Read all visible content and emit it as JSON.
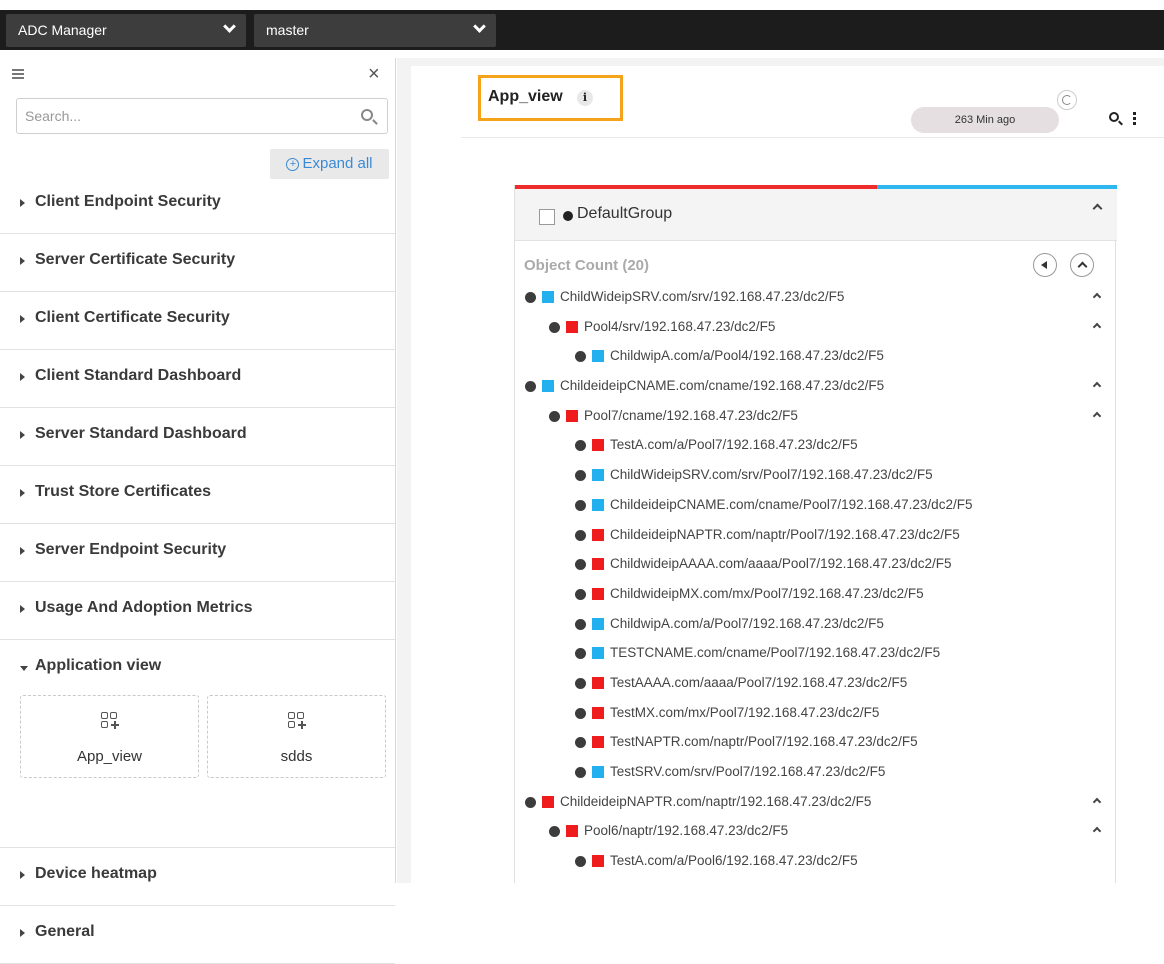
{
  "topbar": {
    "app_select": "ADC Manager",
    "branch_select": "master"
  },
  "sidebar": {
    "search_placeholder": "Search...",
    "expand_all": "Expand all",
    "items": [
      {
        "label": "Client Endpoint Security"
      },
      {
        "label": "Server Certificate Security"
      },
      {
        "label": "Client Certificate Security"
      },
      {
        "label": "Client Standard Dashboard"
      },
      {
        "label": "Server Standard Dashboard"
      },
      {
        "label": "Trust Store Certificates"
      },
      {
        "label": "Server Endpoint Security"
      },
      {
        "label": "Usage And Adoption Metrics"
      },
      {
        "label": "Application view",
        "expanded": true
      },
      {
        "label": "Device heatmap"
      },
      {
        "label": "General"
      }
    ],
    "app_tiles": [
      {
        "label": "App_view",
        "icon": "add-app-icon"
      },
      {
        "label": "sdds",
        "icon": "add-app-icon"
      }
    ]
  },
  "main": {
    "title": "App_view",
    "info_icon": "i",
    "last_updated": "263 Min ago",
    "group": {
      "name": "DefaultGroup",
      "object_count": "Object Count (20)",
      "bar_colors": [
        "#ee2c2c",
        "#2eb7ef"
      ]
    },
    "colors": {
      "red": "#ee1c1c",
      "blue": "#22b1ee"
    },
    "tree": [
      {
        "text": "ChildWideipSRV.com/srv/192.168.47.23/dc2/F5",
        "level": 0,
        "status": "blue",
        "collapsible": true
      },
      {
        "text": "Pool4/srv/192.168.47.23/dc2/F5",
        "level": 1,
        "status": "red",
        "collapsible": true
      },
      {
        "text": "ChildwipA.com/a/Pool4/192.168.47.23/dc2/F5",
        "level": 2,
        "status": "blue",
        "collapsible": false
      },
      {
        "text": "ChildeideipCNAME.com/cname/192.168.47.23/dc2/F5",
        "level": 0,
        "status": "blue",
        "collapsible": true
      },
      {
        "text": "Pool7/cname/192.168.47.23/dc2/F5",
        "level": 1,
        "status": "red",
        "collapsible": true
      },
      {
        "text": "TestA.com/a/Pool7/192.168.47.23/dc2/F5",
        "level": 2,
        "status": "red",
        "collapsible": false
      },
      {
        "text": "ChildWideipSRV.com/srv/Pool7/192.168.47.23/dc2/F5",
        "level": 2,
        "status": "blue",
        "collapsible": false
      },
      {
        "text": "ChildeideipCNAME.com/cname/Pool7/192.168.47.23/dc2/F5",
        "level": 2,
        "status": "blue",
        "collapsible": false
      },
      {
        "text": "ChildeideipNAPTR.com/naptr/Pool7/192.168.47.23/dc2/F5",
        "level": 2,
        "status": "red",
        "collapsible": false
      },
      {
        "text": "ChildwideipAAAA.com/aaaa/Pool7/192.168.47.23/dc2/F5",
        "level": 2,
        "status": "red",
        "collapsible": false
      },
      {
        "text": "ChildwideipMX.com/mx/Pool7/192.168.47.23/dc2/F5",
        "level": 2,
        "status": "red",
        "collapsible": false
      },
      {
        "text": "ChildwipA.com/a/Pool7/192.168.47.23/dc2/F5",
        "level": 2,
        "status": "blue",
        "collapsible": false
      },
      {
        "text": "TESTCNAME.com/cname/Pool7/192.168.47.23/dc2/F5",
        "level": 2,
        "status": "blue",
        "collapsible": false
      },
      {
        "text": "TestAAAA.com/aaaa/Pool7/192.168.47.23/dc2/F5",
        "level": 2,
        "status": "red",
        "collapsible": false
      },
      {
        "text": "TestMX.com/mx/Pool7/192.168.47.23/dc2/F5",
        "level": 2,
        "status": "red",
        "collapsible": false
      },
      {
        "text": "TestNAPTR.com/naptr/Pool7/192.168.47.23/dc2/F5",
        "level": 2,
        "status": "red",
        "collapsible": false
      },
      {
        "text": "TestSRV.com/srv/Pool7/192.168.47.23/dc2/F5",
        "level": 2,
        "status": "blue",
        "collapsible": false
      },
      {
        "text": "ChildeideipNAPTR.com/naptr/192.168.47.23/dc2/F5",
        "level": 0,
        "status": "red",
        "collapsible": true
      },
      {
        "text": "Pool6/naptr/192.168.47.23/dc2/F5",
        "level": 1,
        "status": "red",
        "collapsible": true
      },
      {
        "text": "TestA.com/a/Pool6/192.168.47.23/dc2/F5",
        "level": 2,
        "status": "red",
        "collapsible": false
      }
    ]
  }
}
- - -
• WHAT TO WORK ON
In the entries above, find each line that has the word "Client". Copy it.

• WRITTEN RESPONSE
        "label": "Client Endpoint Security"
        "label": "Client Certificate Security"
        "label": "Client Standard Dashboard"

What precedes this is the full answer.